What is a podcast?

The word podcast is a combination of the well-known “I-pod” and “broadcast”. It simply means an audio file in a compressed format to make it capable of being emailed or downloaded from a website, and either played on a desktop computer, or transferred onto a portable mp3 player.

Many companies are using podcasts to put their message across to staff or customers in a more informal manner than using the printed word. However, the recording needs to be done in the right environment, and you need to come across as engaging and authoritative. That needs professional radio production techniques.

How could I use a podcast?

It could be simply one person speaking, although that one person would need to be capable of making their point in a lively manner. Having one or more people being interviewed - with the interviewer asking the questions you might expect your target audience to want answered - helps to maintain the balance and pace much better. It might work as a discussion programme, or your message might lend itself to a location format, with background sounds to add interest.

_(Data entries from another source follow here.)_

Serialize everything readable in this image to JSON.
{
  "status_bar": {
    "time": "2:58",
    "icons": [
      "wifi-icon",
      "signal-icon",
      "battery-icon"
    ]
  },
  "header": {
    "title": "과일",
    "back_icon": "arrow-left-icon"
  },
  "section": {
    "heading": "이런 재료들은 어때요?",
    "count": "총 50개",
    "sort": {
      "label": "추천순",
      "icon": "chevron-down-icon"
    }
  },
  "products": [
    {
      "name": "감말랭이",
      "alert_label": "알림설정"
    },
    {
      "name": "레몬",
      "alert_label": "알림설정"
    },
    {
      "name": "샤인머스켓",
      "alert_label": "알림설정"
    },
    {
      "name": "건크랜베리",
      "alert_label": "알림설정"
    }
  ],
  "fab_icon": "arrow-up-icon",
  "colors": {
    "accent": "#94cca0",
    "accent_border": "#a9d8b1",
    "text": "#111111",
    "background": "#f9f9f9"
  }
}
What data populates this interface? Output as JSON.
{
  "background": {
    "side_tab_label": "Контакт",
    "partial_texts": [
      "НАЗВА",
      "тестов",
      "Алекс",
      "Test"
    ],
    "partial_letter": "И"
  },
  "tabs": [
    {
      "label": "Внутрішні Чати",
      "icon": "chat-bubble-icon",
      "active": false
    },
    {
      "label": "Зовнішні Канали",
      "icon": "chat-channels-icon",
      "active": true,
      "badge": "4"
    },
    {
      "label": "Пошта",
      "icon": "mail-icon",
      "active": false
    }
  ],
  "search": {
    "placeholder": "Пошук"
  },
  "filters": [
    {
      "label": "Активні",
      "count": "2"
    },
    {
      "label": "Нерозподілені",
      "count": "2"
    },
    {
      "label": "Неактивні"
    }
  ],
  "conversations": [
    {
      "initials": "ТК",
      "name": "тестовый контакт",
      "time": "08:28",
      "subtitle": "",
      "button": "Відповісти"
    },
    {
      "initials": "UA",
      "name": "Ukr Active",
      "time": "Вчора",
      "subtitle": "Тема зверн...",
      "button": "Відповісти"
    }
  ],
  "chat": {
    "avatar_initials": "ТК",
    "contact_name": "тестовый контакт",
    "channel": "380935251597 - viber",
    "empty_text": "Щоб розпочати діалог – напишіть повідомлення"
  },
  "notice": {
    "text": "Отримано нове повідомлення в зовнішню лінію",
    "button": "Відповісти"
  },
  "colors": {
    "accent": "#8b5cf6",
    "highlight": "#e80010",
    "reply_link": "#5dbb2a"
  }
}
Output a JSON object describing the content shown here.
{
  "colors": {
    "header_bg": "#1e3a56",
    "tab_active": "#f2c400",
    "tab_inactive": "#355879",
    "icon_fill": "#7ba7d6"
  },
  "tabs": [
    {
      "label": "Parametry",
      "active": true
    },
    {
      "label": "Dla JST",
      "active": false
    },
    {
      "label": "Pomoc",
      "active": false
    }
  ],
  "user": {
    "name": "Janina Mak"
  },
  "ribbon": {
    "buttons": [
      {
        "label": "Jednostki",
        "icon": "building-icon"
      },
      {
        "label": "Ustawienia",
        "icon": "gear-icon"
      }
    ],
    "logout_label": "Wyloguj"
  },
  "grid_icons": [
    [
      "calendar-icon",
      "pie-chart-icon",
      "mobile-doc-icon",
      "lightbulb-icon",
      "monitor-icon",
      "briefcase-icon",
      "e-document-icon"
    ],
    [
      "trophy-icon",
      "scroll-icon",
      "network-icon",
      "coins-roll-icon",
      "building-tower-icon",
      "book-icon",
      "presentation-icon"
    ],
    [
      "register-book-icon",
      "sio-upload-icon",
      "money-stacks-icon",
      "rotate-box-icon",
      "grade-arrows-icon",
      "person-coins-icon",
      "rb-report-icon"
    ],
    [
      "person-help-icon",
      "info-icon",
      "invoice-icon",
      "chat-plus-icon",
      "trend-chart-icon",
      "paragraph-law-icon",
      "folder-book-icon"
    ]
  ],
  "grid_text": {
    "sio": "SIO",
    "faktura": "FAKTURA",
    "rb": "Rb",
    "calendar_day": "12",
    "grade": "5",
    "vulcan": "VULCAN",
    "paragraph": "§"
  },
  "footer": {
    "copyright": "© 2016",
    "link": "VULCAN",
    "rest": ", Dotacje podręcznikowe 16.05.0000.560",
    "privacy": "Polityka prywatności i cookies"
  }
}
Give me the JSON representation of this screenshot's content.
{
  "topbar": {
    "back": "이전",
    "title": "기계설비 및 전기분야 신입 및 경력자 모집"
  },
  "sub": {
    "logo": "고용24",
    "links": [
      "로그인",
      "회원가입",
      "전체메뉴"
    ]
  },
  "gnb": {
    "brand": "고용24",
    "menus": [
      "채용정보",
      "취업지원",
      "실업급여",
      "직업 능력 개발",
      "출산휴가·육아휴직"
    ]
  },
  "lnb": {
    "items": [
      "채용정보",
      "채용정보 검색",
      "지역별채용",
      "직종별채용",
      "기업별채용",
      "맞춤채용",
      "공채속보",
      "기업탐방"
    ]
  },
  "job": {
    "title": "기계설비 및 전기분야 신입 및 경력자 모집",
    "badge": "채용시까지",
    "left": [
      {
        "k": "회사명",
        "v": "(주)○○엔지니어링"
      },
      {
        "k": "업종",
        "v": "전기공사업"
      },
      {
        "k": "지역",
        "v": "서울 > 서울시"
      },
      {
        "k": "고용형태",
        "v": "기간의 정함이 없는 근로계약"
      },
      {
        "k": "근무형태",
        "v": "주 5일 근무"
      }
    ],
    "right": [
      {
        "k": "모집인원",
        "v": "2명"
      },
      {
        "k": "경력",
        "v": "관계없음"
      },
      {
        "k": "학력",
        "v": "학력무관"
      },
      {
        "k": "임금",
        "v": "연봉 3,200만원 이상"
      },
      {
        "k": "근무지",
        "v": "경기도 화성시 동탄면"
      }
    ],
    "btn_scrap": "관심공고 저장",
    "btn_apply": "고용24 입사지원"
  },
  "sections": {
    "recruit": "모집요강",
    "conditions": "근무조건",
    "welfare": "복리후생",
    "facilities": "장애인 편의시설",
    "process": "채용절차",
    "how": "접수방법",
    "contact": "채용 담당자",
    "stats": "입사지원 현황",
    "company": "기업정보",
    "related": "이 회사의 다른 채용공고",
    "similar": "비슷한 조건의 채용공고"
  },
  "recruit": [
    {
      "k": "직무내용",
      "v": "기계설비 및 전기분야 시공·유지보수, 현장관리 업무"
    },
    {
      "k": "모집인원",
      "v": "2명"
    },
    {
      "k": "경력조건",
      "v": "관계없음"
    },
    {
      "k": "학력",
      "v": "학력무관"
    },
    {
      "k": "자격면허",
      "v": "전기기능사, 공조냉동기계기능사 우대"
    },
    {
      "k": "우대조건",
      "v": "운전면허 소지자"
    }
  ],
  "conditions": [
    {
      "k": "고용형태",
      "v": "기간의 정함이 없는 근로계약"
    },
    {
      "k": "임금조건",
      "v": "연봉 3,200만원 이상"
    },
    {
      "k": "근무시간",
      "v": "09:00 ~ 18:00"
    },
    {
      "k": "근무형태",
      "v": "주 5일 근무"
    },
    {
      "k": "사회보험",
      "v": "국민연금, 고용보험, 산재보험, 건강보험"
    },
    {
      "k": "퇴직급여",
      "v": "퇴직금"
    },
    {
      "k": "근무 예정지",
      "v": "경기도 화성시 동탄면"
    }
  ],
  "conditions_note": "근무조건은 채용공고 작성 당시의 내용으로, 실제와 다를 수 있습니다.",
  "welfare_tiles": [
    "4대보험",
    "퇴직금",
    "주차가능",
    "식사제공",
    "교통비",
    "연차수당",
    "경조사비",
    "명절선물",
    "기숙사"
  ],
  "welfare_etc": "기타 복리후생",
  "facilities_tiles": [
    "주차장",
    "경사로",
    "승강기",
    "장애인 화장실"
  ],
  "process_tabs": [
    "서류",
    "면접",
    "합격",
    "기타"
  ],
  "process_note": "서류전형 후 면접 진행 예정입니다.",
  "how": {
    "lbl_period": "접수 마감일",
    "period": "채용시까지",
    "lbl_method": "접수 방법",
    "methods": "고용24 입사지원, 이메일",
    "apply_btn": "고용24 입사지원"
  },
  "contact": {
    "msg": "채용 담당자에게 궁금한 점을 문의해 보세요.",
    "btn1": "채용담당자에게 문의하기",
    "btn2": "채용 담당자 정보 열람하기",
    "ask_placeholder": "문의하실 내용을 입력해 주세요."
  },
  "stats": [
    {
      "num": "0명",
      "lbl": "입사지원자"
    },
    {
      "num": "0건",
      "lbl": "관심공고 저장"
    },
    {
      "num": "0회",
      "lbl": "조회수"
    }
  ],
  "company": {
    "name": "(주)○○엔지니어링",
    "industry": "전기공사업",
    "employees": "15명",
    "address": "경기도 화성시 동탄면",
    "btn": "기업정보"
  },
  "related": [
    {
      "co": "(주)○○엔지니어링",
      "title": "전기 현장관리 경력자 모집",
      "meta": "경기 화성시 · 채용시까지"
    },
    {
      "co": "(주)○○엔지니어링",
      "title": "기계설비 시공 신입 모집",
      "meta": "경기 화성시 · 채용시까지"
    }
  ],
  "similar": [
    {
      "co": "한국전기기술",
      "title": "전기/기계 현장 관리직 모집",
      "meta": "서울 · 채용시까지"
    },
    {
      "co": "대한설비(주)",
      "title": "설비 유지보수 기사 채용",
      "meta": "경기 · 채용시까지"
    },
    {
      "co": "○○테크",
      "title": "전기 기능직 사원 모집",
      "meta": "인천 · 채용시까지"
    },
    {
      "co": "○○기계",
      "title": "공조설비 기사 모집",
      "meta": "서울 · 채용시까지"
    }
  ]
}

An award-winning journalist and broadcaster with both radio and TV to his credits, Clive Tully co-produced and presented “Travelscene”, a syndicated travel programme which was distributed to BBC and independent local radio stations throughout the UK, gaining a maximum audience of over 5m - considerably more than the comparable BBC Radio 4 programme “Breakaway”. Even in the early ‘90’s, Travelscene utilised digital production and distribution techniques when Radio 4 was still embedded in the ancient technology of “cut and stick” tape editing.

Sample podcasts

Clive Tully interviews Sir Richard Branson about Necker Island

Location/interview feature in Jersey

Interview with mountaineer Doug Scott and location feature in Nepal

Location feature, climbing Mount Aconcagua

Interview, travel clothing company Rohan

Location feature, cruising Alaska’s Inside Passage

Interview/location, submarine to the bottom of Windermere